The problem -
Each line of the material that includes the string "icon" counts once; report the total and nothing further.

The data -
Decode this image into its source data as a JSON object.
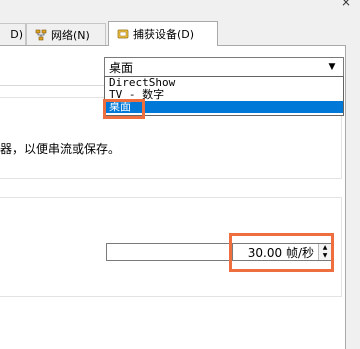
{
  "window": {
    "close_glyph": "×"
  },
  "tabs": [
    {
      "label": "D)"
    },
    {
      "label": "网络(N)",
      "icon": "network-icon"
    },
    {
      "label": "捕获设备(D)",
      "icon": "capture-device-icon",
      "active": true
    }
  ],
  "capture": {
    "device_select": {
      "selected": "桌面",
      "options": [
        "DirectShow",
        "TV - 数字",
        "桌面"
      ],
      "highlighted_option": "桌面"
    },
    "description": "器，以便串流或保存。",
    "frame_rate": {
      "value": "30.00 帧/秒"
    }
  },
  "colors": {
    "highlight_box": "#ee6e3f",
    "selection": "#0078d7"
  }
}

Answer space -
2